(Exercise goal)
Find every line below where the string "content" shows up, and copy those lines.

Stored entries:

-- Opening Marker --

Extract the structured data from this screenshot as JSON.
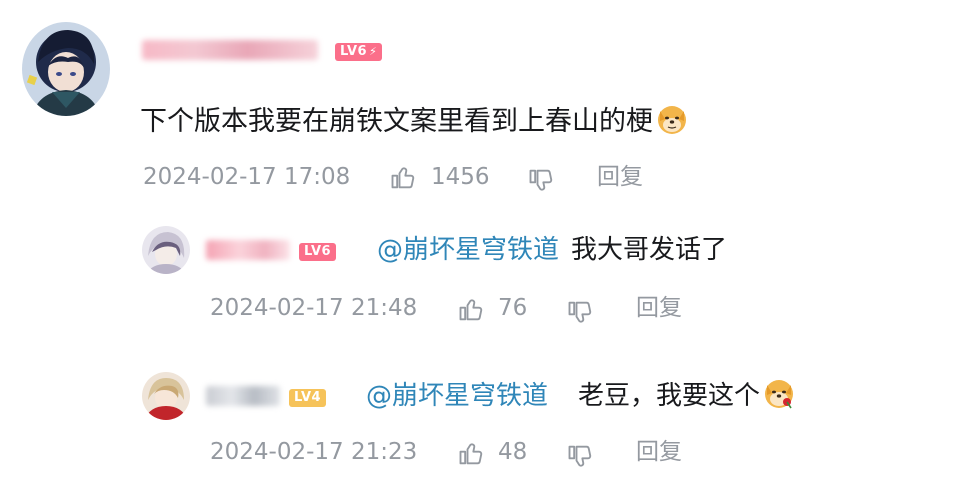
{
  "comment": {
    "level": "LV6",
    "content": "下个版本我要在崩铁文案里看到上春山的梗",
    "emoji": "doge-emoji",
    "timestamp": "2024-02-17 17:08",
    "likes": "1456",
    "reply_label": "回复"
  },
  "replies": [
    {
      "level": "LV6",
      "mention": "@崩坏星穹铁道",
      "content": "我大哥发话了",
      "timestamp": "2024-02-17 21:48",
      "likes": "76",
      "reply_label": "回复"
    },
    {
      "level": "LV4",
      "mention": "@崩坏星穹铁道",
      "content": "老豆，我要这个",
      "emoji": "doge-rose-emoji",
      "timestamp": "2024-02-17 21:23",
      "likes": "48",
      "reply_label": "回复"
    }
  ],
  "colors": {
    "mention": "#2f86b8",
    "meta": "#9499a0",
    "lv6": "#fb6f8a",
    "lv4": "#f6c35a"
  }
}
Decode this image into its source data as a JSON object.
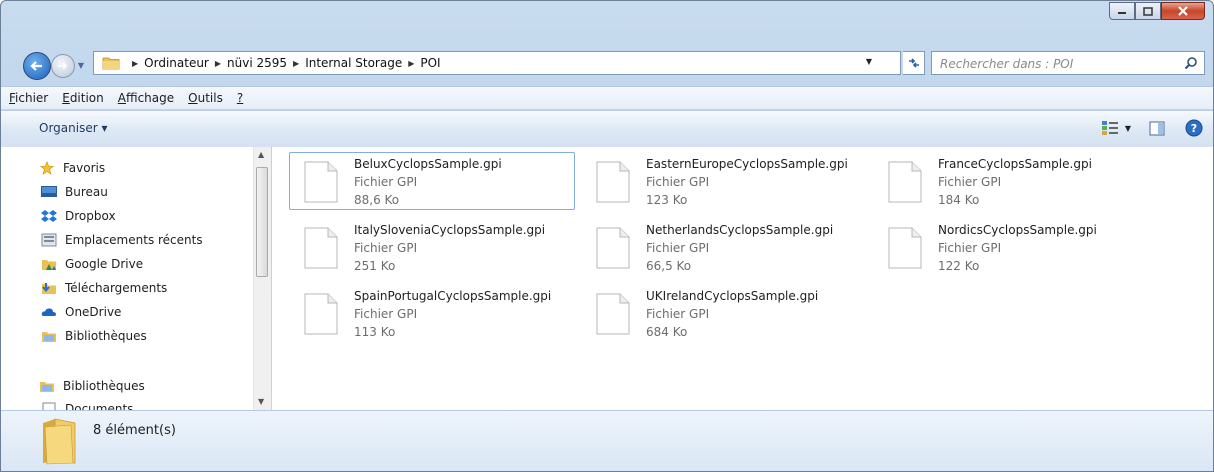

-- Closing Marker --

(Completed exercise)
    "content": "下个版本我要在崩铁文案里看到上春山的梗",
      "content": "我大哥发话了",
      "content": "老豆，我要这个",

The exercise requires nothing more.